As with other social networks, when I find a post that I like on Google+, I can choose to add my two cents by commenting on it, or I can just click a button to show my support or approval. On Google+, that button is the +1 button. For today’s 30 Days With Google+ post, I am taking a closer look at what happens when I click +1, and what it really means.
The +1 button is not unique to Google+. Google introduced the concept of voting approval for Web sites back in March of this year. The whole point, though–even before the launch of Google+–was to incorporate social networking elements into Google search results, so it only makes sense that Google would also bake the +1 button into its own social network.

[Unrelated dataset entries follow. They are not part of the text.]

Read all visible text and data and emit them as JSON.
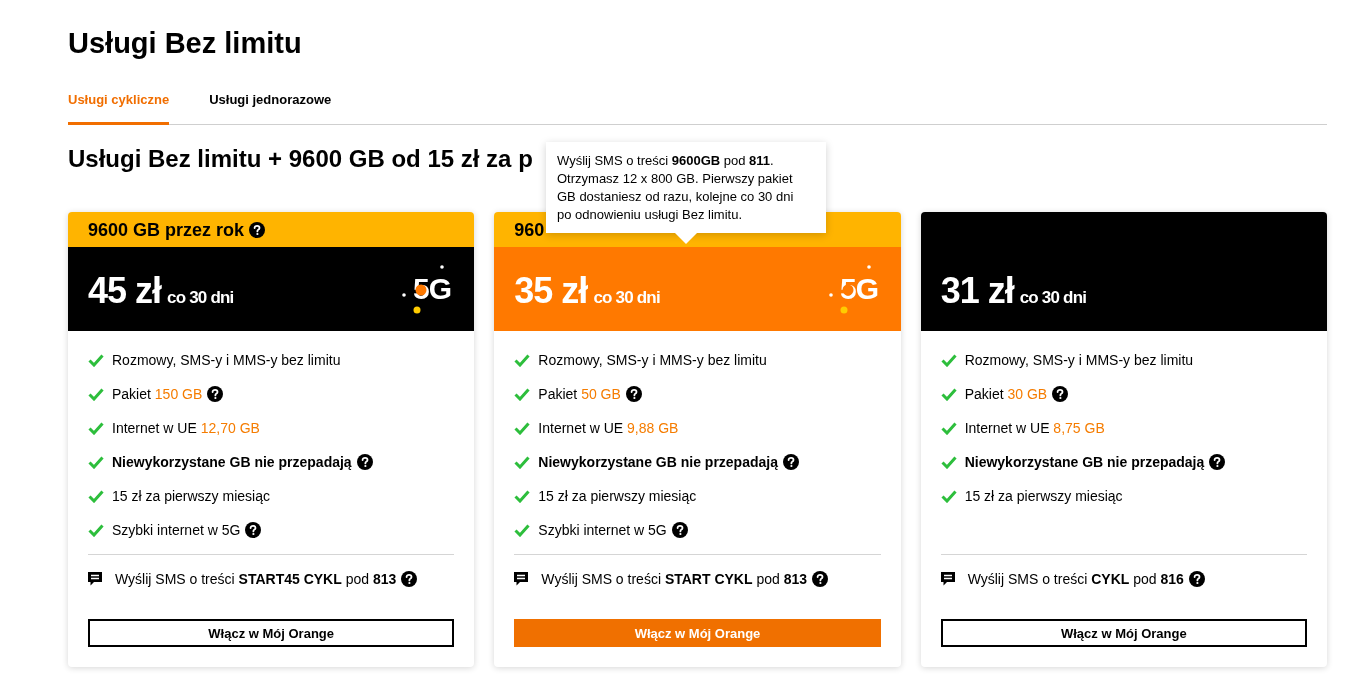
{
  "page": {
    "title": "Usługi Bez limitu"
  },
  "tabs": [
    {
      "label": "Usługi cykliczne",
      "selected": true
    },
    {
      "label": "Usługi jednorazowe",
      "selected": false
    }
  ],
  "section_title": "Usługi Bez limitu + 9600 GB od 15 zł za p",
  "tooltip": {
    "text": "Wyślij SMS o treści **9600GB** pod **811**. Otrzymasz 12 x 800 GB. Pierwszy pakiet GB dostaniesz od razu, kolejne co 30 dni po odnowieniu usługi Bez limitu."
  },
  "cards": [
    {
      "featured": false,
      "badge": {
        "text": "9600 GB przez rok",
        "help": true
      },
      "price": "45 zł",
      "period": "co 30 dni",
      "network": "5G",
      "features": [
        {
          "text": "Rozmowy, SMS-y i MMS-y bez limitu",
          "strong": false,
          "help": false
        },
        {
          "text": "Pakiet",
          "highlight": "150 GB",
          "strong": false,
          "help": true
        },
        {
          "text": "Internet w UE",
          "highlight": "12,70 GB",
          "strong": false,
          "help": false
        },
        {
          "text": "Niewykorzystane GB nie przepadają",
          "strong": true,
          "help": true
        },
        {
          "text": "15 zł za pierwszy miesiąc",
          "strong": false,
          "help": false
        },
        {
          "text": "Szybki internet w 5G",
          "strong": false,
          "help": true
        }
      ],
      "sms": {
        "text": "Wyślij SMS o treści **START45 CYKL** pod **813**",
        "help": true
      },
      "button": {
        "label": "Włącz w Mój Orange",
        "filled": false
      }
    },
    {
      "featured": true,
      "badge": {
        "text": "960"
      },
      "price": "35 zł",
      "period": "co 30 dni",
      "network": "5G",
      "features": [
        {
          "text": "Rozmowy, SMS-y i MMS-y bez limitu",
          "strong": false,
          "help": false
        },
        {
          "text": "Pakiet",
          "highlight": "50 GB",
          "strong": false,
          "help": true
        },
        {
          "text": "Internet w UE",
          "highlight": "9,88 GB",
          "strong": false,
          "help": false
        },
        {
          "text": "Niewykorzystane GB nie przepadają",
          "strong": true,
          "help": true
        },
        {
          "text": "15 zł za pierwszy miesiąc",
          "strong": false,
          "help": false
        },
        {
          "text": "Szybki internet w 5G",
          "strong": false,
          "help": true
        }
      ],
      "sms": {
        "text": "Wyślij SMS o treści **START CYKL** pod **813**",
        "help": true
      },
      "button": {
        "label": "Włącz w Mój Orange",
        "filled": true
      }
    },
    {
      "featured": false,
      "price": "31 zł",
      "period": "co 30 dni",
      "features": [
        {
          "text": "Rozmowy, SMS-y i MMS-y bez limitu",
          "strong": false,
          "help": false
        },
        {
          "text": "Pakiet",
          "highlight": "30 GB",
          "strong": false,
          "help": true
        },
        {
          "text": "Internet w UE",
          "highlight": "8,75 GB",
          "strong": false,
          "help": false
        },
        {
          "text": "Niewykorzystane GB nie przepadają",
          "strong": true,
          "help": true
        },
        {
          "text": "15 zł za pierwszy miesiąc",
          "strong": false,
          "help": false
        }
      ],
      "sms": {
        "text": "Wyślij SMS o treści **CYKL** pod **816**",
        "help": true
      },
      "button": {
        "label": "Włącz w Mój Orange",
        "filled": false
      }
    }
  ]
}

What is it? Well, I am doing my best not to spend the 30 Days With Google+ series directly comparing the Google social network to Facebook, but the simplest explanation is that +1 is Google’s version of the Facebook “Like” button.
At the bottom of any given post on Google+ there is a little square with the trademark Google red, blue, green, and yellow across the top and a “+1” in the middle. If I like the post and want to show my approval, but I don’t feel like actually typing a comment, I can just click the +1 button.

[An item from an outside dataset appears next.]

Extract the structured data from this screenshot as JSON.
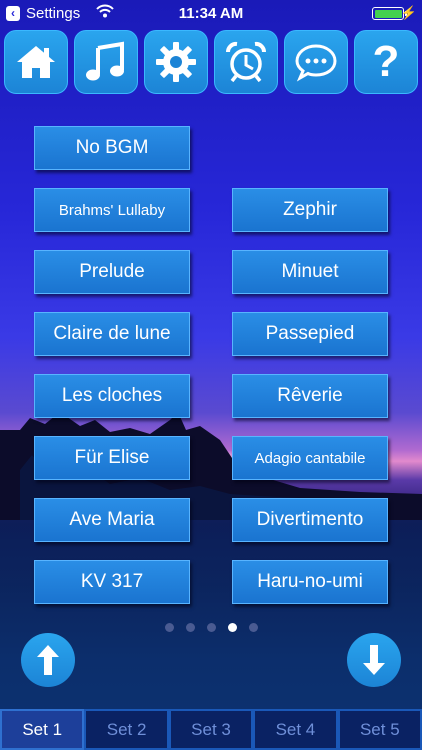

Once I +1 something, my +1 vote is tallied along with any other +1 votes. The +1 count of a given post can be a barometer for choosing which posts to read and which to ignore. It might be nice to read all of the stuff that flows through my Google+ stream, but who has that kind of time? But, if five, or ten, or fifty people on Google+ or from my personal social network +1 a post, perhaps it deserves some special attention.
The content I +1 is used by Google to identify my interests and retrieve more relevant search results and also target online ads at me. My +1’s may also show up in the search results of people within my social network thanks to Google’s integration of Google+ content and Google search results.
Supposedly, when I +1 something, it is also added to the +1’s tab of my Google+ profile. However, I have +1’d (what is the past-tense verb of +1 anyway?) more than a few things and my +1 tab of my Google+ profile is empty. Perhaps that is a feature Google is still working on.
Google explains that I have some control over who can see that +1’s tab. However, it also says, “Regardless of whether you chose to publicly share your +1’s tab, your +1’s will still be visible to others viewing the content you +1’d. For instance, your +1 could appear as part of an anonymous aggregated count of the people who have also +1’d the same thing. Your name could also appear next to the +1 to help your friends and contacts identify which content may be most useful to them.”
Like Facebook, there is no way to show disapproval. Google+ doesn’t have a “-1” button for posts you don’t like. One thing that Facebook does have, but Google+ doesn’t, though, is the ability to change your mind. On Facebook you can “Unlike” a post or comment that you have “Liked”, but on Google+ your +1 is permanent.
I’d like to see a system that implements both “+1” and “-1”. For one thing, as much as I’d like to know which sites or services my friends from my social network approve of, I would also like to know which ones they think suck. As far as the +1 tally, Google could just display the net total. For example, if there are ten “+1’s” and 4 “-1’s”, the +1 box would show a 6.
Just a thought.
[Update: Thanks to some input and feedback from readers both here in the comments, and from readers who follow me on Google+ itself, I have learned a couple new things about the +1 button. First, some readers pointed out that the items I +1 within Google+ do not appear listed on the +1’s tab, but that the items I +1 elsewhere on the Web do. The Google+ page that explains +1’sdoes not make that clear–and, in fact, seems to imply the opposite. I had never +1’d anything on the Web, so mine was blank. I went and +1’d some of the previous 30 Days With Google+posts and verified that those do show up. It seems like the adding of +1 tracking within Google+ itself might still be a work in progress.
The second thing is that readers informed me that you can in fact take back your +1 after the fact. If you click the +1 button a second time it will switch from blue back to white (or gray–or whatever you want to call that) and your vote will be removed from the +1 tally. You can also click +1 again, and again, and again and it will simply toggle off and on. This behavior is not clearly explained in the Google +1 description, and I hadn’t noticed that hovering over the +1 button after you have clicked brings up a pop-up message that reads “Click again to undo”.]